WHAT TO PRODUCE: Throughout the records below, find each line holding "text" and copy it.

MATERIAL FOR THIS EXERCISE:

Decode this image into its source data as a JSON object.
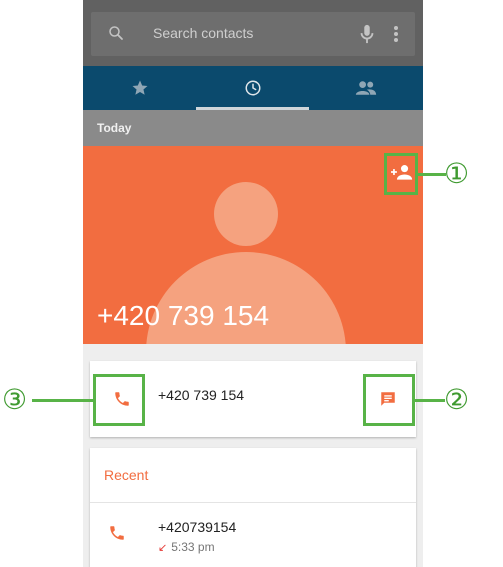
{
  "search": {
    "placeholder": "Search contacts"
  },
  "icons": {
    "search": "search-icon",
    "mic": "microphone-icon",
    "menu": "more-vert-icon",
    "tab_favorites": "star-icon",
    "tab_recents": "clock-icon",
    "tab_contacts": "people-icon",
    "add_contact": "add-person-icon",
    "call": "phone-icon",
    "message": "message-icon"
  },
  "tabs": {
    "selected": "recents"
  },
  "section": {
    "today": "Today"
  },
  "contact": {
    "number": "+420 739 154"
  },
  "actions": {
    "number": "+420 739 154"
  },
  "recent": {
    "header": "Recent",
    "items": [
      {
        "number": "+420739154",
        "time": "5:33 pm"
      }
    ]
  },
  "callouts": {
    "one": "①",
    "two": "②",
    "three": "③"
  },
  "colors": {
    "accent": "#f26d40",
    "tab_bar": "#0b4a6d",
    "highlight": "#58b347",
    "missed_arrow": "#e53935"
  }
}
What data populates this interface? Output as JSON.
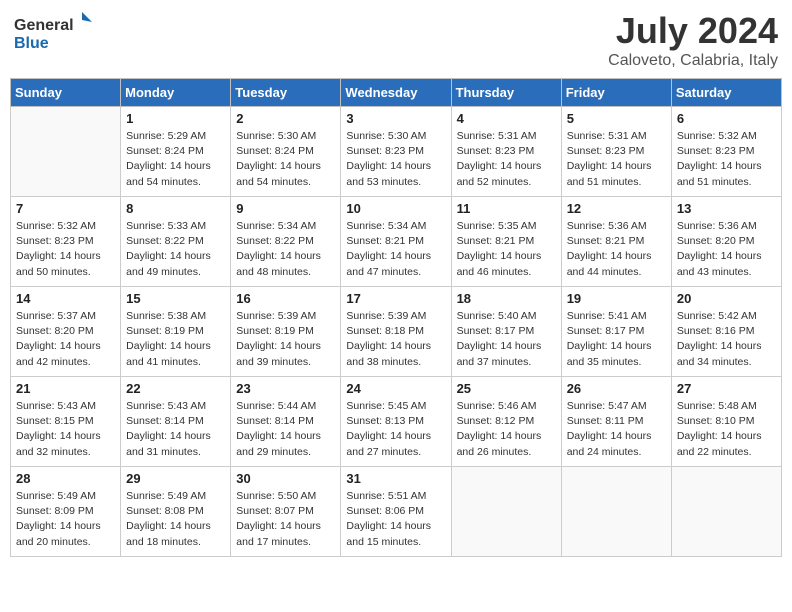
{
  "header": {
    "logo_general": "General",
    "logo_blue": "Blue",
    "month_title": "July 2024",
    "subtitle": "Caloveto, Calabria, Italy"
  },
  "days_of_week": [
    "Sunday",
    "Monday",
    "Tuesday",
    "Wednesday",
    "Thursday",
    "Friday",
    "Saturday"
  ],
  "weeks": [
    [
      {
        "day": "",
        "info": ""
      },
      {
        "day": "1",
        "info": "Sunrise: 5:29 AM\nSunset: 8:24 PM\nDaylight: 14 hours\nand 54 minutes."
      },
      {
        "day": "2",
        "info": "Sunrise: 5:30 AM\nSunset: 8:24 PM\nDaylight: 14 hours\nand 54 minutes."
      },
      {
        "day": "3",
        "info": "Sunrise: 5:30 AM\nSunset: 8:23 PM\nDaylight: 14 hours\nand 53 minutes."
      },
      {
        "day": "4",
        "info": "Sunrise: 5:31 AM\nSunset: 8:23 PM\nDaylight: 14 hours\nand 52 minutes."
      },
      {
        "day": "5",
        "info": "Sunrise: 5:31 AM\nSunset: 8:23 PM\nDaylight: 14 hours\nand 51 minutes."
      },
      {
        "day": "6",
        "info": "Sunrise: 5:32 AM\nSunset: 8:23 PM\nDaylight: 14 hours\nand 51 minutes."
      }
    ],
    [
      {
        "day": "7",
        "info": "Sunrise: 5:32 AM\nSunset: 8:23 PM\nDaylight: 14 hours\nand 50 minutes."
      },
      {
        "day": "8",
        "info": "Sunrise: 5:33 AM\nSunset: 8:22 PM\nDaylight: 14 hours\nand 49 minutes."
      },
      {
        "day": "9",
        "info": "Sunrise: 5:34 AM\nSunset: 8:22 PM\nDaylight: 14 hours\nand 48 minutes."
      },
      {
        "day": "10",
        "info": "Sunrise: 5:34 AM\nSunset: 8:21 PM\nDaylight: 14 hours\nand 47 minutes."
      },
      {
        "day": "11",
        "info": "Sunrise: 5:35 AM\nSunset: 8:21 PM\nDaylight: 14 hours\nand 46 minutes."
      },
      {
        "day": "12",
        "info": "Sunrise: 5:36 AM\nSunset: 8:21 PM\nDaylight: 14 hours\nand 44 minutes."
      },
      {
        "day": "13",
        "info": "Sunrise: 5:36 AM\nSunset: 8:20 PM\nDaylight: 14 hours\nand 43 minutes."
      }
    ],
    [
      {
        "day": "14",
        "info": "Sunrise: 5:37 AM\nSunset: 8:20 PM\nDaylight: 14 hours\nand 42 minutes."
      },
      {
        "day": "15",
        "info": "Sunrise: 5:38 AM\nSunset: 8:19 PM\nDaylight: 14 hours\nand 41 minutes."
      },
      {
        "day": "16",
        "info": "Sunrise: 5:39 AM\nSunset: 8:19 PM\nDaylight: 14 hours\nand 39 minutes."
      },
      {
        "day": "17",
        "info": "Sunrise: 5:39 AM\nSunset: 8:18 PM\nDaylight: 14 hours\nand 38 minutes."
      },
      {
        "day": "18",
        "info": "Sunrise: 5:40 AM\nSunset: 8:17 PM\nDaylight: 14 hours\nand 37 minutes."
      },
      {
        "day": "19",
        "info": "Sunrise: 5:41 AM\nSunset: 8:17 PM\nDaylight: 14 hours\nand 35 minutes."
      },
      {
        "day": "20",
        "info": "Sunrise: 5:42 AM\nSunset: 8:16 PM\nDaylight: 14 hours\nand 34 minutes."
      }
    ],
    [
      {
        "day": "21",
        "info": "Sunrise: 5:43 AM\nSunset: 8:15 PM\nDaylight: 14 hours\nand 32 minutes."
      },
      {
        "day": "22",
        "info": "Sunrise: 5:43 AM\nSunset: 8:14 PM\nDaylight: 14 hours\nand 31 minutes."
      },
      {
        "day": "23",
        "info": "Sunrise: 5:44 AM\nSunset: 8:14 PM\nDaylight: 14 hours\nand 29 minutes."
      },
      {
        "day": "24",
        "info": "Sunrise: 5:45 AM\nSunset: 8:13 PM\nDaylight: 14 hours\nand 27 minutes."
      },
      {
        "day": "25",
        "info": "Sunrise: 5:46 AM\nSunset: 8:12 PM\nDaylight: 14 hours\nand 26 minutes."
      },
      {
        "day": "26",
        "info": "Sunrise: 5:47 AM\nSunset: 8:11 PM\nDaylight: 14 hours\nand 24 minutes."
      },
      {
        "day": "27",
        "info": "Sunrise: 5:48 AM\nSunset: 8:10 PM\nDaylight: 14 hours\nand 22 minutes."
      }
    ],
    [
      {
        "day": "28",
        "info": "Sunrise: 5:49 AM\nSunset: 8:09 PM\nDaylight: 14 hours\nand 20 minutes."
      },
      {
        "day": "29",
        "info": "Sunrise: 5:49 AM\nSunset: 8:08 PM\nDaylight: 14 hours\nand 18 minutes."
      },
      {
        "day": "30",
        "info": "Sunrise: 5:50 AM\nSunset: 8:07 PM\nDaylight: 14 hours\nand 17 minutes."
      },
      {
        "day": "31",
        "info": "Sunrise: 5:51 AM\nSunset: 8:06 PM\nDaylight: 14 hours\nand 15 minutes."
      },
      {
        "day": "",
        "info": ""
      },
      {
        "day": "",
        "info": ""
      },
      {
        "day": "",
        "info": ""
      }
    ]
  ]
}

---

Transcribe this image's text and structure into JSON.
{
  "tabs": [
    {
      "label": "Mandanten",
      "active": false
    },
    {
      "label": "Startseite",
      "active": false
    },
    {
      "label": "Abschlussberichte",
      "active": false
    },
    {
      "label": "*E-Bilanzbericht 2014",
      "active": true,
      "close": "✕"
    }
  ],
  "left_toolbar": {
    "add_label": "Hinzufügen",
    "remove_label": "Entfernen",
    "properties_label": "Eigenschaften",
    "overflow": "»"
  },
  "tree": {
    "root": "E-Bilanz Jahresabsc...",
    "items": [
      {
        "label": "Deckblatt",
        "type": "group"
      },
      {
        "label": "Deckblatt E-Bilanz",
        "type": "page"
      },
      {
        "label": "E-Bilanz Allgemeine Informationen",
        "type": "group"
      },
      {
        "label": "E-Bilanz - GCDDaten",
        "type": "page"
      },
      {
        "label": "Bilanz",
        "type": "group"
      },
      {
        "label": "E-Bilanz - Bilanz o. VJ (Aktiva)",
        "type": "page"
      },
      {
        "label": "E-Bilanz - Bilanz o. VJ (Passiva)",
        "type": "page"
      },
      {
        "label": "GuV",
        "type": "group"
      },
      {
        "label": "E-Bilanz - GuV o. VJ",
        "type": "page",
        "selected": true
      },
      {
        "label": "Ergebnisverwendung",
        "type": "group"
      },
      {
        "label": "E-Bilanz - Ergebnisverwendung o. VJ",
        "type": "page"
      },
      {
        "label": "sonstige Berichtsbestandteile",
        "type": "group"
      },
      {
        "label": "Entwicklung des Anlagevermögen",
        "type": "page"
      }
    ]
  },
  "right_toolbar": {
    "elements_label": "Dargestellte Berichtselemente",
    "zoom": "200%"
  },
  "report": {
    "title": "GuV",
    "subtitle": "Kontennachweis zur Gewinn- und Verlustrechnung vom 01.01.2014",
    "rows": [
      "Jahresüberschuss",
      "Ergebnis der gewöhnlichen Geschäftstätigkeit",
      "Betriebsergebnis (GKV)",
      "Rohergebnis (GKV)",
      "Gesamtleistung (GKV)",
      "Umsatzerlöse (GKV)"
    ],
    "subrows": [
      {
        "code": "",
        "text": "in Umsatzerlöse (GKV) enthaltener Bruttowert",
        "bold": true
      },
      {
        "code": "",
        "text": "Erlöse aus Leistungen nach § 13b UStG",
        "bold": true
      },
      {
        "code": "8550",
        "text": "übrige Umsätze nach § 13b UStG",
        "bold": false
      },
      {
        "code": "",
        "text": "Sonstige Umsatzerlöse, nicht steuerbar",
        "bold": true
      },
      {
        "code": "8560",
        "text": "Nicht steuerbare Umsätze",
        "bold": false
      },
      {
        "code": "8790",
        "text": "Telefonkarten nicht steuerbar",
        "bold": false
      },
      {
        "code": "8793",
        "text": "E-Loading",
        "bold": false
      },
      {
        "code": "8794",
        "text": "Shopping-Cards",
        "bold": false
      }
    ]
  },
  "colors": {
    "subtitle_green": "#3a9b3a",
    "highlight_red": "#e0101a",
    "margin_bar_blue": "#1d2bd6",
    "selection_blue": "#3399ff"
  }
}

WRITTEN RESPONSE:
Transcribe this image's text and structure into JSON.
        "text": "in Umsatzerlöse (GKV) enthaltener Bruttowert",
        "text": "Erlöse aus Leistungen nach § 13b UStG",
        "text": "übrige Umsätze nach § 13b UStG",
        "text": "Sonstige Umsatzerlöse, nicht steuerbar",
        "text": "Nicht steuerbare Umsätze",
        "text": "Telefonkarten nicht steuerbar",
        "text": "E-Loading",
        "text": "Shopping-Cards",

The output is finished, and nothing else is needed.